When Smithfield Foods resisted calls from his workers, the public, and the CDC do more for protect workers from coronavirus last year CEO Kenneth Sullivan shouted that slowing down Smithfield operations to prevent workers from contracting the coronavirus undermine America’s food security. Sullivan’s concerns seemed exaggeration and fear, especially in light of Smithfield and other butchers‘ expansion of meat exports to China.
Consumer advocates Food & Water Watch say Smithfield protests to protect profits violate District of Columbia’s Consumer Protection Procedures Act and are sue chinese meat grinder:
… According to a lawsuit filed Wednesday in Washington, DC by Food & Water Watch (FWW), a nonprofit consumer advocacy group… [e]Even as Smithfield warned of a meat shortage, the company was exporting pork out of the country….
The lawsuit also cited government data, which showed that the inventory of US pork in cold storage “exceeded hundreds of millions of pounds.” Analysts estimated such an inventory would supply grocery stores for “months,” lawsuit said [Danielle Wiener-Bronner, “Advocacy Group Accuses Smithfield Foods of Falsely Warning of Meat Shortages,” CNN, 2021.06.21].
Food and Water Watch’s complaint includes data showing that the U.S. meat industry added huge amounts of meat on ice to his already huge stocks:
Federal data reviewed by USA TODAY shows that although U.S. beef and pork production fell in a six-week period from mid-March to Executive Order, exports of hundreds of millions of pounds of meat fell. are continued.
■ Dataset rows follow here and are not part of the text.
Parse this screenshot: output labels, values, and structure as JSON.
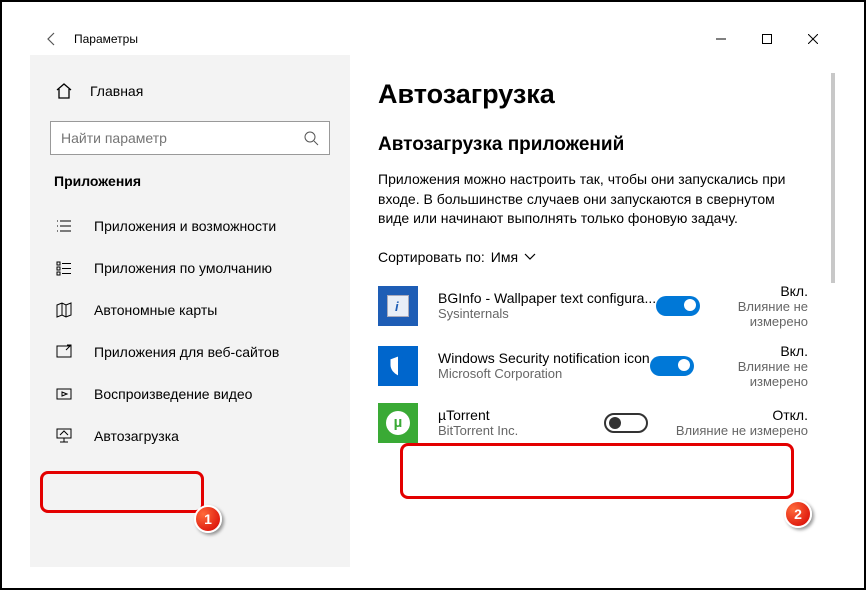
{
  "window": {
    "title": "Параметры"
  },
  "sidebar": {
    "home": "Главная",
    "search_placeholder": "Найти параметр",
    "section": "Приложения",
    "items": [
      {
        "label": "Приложения и возможности"
      },
      {
        "label": "Приложения по умолчанию"
      },
      {
        "label": "Автономные карты"
      },
      {
        "label": "Приложения для веб-сайтов"
      },
      {
        "label": "Воспроизведение видео"
      },
      {
        "label": "Автозагрузка"
      }
    ]
  },
  "main": {
    "h1": "Автозагрузка",
    "h2": "Автозагрузка приложений",
    "desc": "Приложения можно настроить так, чтобы они запускались при входе. В большинстве случаев они запускаются в свернутом виде или начинают выполнять только фоновую задачу.",
    "sort_label": "Сортировать по:",
    "sort_value": "Имя",
    "apps": [
      {
        "name": "BGInfo - Wallpaper text configura...",
        "publisher": "Sysinternals",
        "on": true,
        "state": "Вкл.",
        "impact": "Влияние не измерено"
      },
      {
        "name": "Windows Security notification icon",
        "publisher": "Microsoft Corporation",
        "on": true,
        "state": "Вкл.",
        "impact": "Влияние не измерено"
      },
      {
        "name": "µTorrent",
        "publisher": "BitTorrent Inc.",
        "on": false,
        "state": "Откл.",
        "impact": "Влияние не измерено"
      }
    ]
  },
  "annotations": {
    "badge1": "1",
    "badge2": "2"
  }
}
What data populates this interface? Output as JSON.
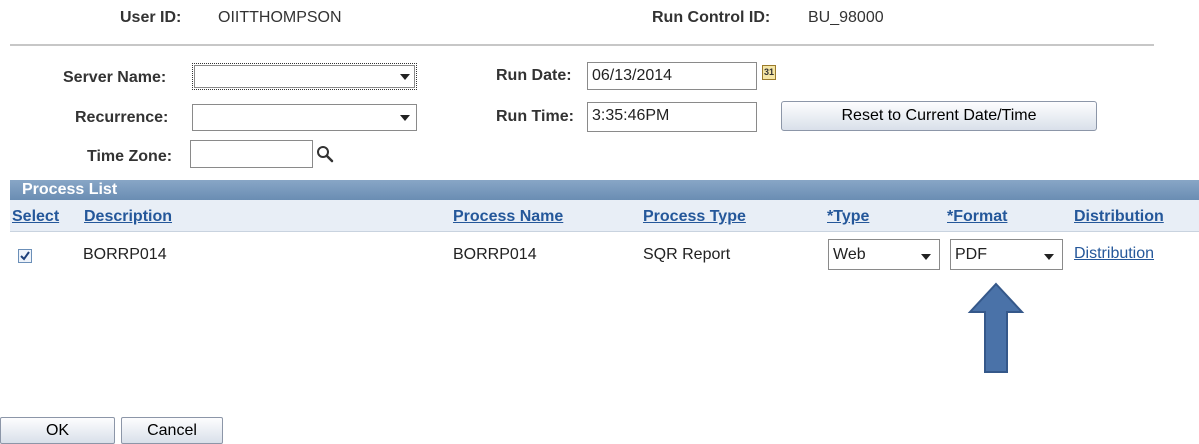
{
  "header": {
    "user_id_label": "User ID:",
    "user_id_value": "OIITTHOMPSON",
    "run_control_label": "Run Control ID:",
    "run_control_value": "BU_98000"
  },
  "form": {
    "server_name_label": "Server Name:",
    "server_name_value": "",
    "recurrence_label": "Recurrence:",
    "recurrence_value": "",
    "time_zone_label": "Time Zone:",
    "time_zone_value": "",
    "run_date_label": "Run Date:",
    "run_date_value": "06/13/2014",
    "calendar_icon_text": "31",
    "run_time_label": "Run Time:",
    "run_time_value": "3:35:46PM",
    "reset_button_label": "Reset to Current Date/Time"
  },
  "process_list": {
    "title": "Process List",
    "columns": {
      "select": "Select",
      "description": "Description",
      "process_name": "Process Name",
      "process_type": "Process Type",
      "type": "*Type",
      "format": "*Format",
      "distribution": "Distribution"
    },
    "rows": [
      {
        "selected": true,
        "description": "BORRP014",
        "process_name": "BORRP014",
        "process_type": "SQR Report",
        "type": "Web",
        "format": "PDF",
        "distribution": "Distribution"
      }
    ]
  },
  "footer": {
    "ok_label": "OK",
    "cancel_label": "Cancel"
  },
  "colors": {
    "link": "#24579a",
    "grid_header": "#6a8db3",
    "annotation_arrow": "#4a72a8"
  },
  "icons": {
    "calendar": "calendar-icon",
    "lookup": "magnifier-icon",
    "checkbox": "checkbox-checked-icon",
    "annotation": "up-arrow-icon"
  }
}
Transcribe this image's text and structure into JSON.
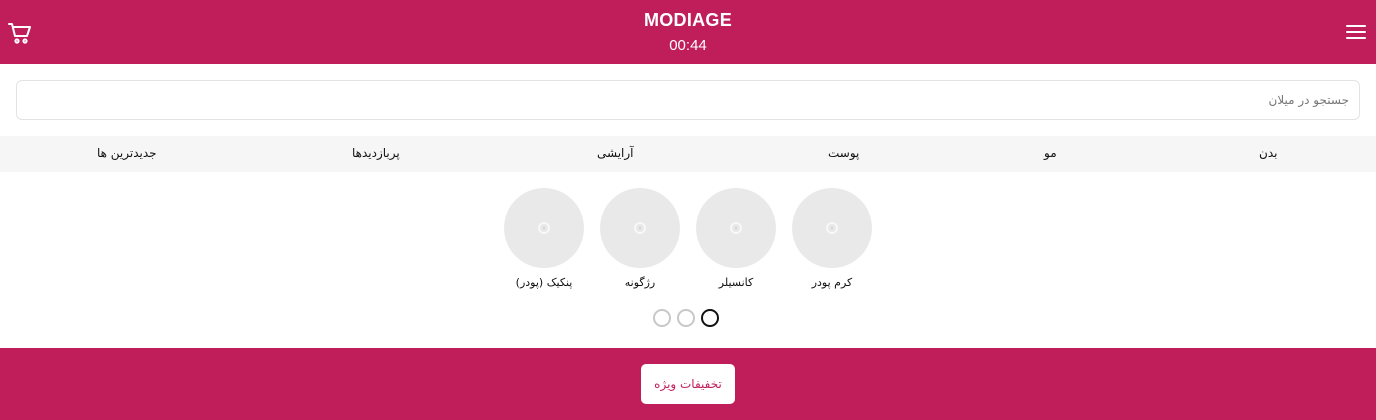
{
  "header": {
    "brand": "MODIAGE",
    "timer": "00:44",
    "cart_icon": "shopping-cart-icon",
    "menu_icon": "hamburger-menu-icon",
    "background_color": "#c01e5a"
  },
  "search": {
    "placeholder": "جستجو در میلان",
    "value": ""
  },
  "categories": [
    {
      "label": "بدن"
    },
    {
      "label": "مو"
    },
    {
      "label": "پوست"
    },
    {
      "label": "آرایشی"
    },
    {
      "label": "پربازدیدها"
    },
    {
      "label": "جدیدترین ها"
    }
  ],
  "subcategories": [
    {
      "label": "کرم پودر",
      "icon": "image-placeholder-icon"
    },
    {
      "label": "کانسیلر",
      "icon": "image-placeholder-icon"
    },
    {
      "label": "رژگونه",
      "icon": "image-placeholder-icon"
    },
    {
      "label": "پنکیک (پودر)",
      "icon": "image-placeholder-icon"
    }
  ],
  "pagination": {
    "total": 3,
    "active_index": 0
  },
  "footer": {
    "deals_label": "تخفیفات ویژه",
    "background_color": "#c01e5a"
  }
}
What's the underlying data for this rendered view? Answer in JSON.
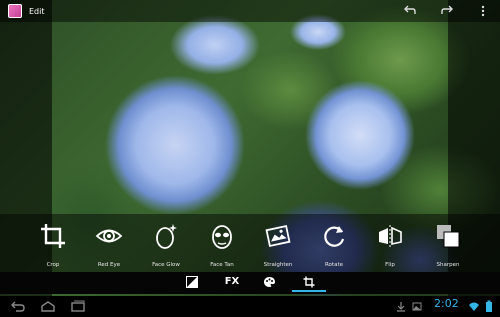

The amount of beef and pork products exported during this period actually exceeded the amount of production lost from 2019 levels.[Co-executive director of the Institute for Agriculture and Trade Policy Ben] Lilliston pointed out that the industry has also never cut supplies of meat in “cold storage” warehouses in the middle of the supply chain, which he said indicated a lacking supply.
In fact, cold-warehouse red meat and poultry products increased by about 40 million pounds from March through April, reaching 2.5 billion pounds, according to USDA data. [Kyle Bagenstone, “As Leaders Warned of US Meat Shortages, Overseas Exports of Pork and Beef Continued,” USA Today, 2020.06.16, updated 2021.01.26].
The complaint refers to an analysis by the Institute for Agriculture and Trade Policy claiming that if Smithfield and other meat companies had not increased demand with fears of shortages, these stocks of meat could have kept our bellies full. . for more than a year:
If the depletion rate of frozen pork from NASS Cold Storage was linear (which is not the case due to non-monthly export shipments, holiday meat purchases, and panic purchases caused by statements such as that Sullivan and that of John Tyson), at £ 28 million per month, grocery stores could be supplied at current prices for up to 18 months, if all production were to stop for 18 months. What he won’t and doesn’t have to do.
A conservative depletion rate of 45 million pounds per month, to account for non-linearity, would still provide nearly 14 months of pork supply from the March 31 NASS benchmark. Meanwhile, slower production speeds to adapt to COVID-19 have demanded social distancing for meat processing workers could resupply private and public cold stores to meet domestic and export pork needs. . Similar exhaustion rates could be calculated for beef and poultry products frozen in cold storage. [Dr. Steve Suppan, “Cold Hard (Storage) Facts About Meatpacker Threats of Scarcity,” Institute for Agriculture and Trade Policy, 2020.05.01].
Food and water monitoring also complains in the DC Superior Court that Smithfield lied to us, customers, about protecting his workers from the coronavirus:
Second, Smithfield has distorted working conditions at its factories in an attempt to allay increased consumer concerns about worker safety. Line-level meat packaging workers, in part because of false fears of a meat shortage, had to work in person throughout the pandemic – often in cramped conditions on production lines overcrowded. Smithfield has repeatedly assured consumers through advertisements and a comprehensive social media campaign that the company is keeping its workers safe. Indeed, the company has highlighted workplace safety as an integral part of its marketing and branding efforts during the pandemic.
… Smithfield’s assurances of workplace safety were equally misleading. On this point, Smithfield’s track record speaks for itself, with corporate slaughterhouses repeatedly appearing as epicenters of COVID-19 epidemics. Additionally, Smithfield’s claims to consumers regarding specific workplace safety protocols – illustrated in detailed photographs, videos, and promotional material amplified via Smithfield’s website and social media accounts – are routinely refuted by safety quotes issued by government regulators and the accounts of the real Smithfield workers [Food and Water Watch, press release, 2021.06.21].
FWW asks court to declare “Smithfield’s conduct misled and deceived district consumers in violation of the CPPA” order “requiring Smithfield to do corrective advertising”, statutory damages of 1,500 $, punitive damages and litigation costs.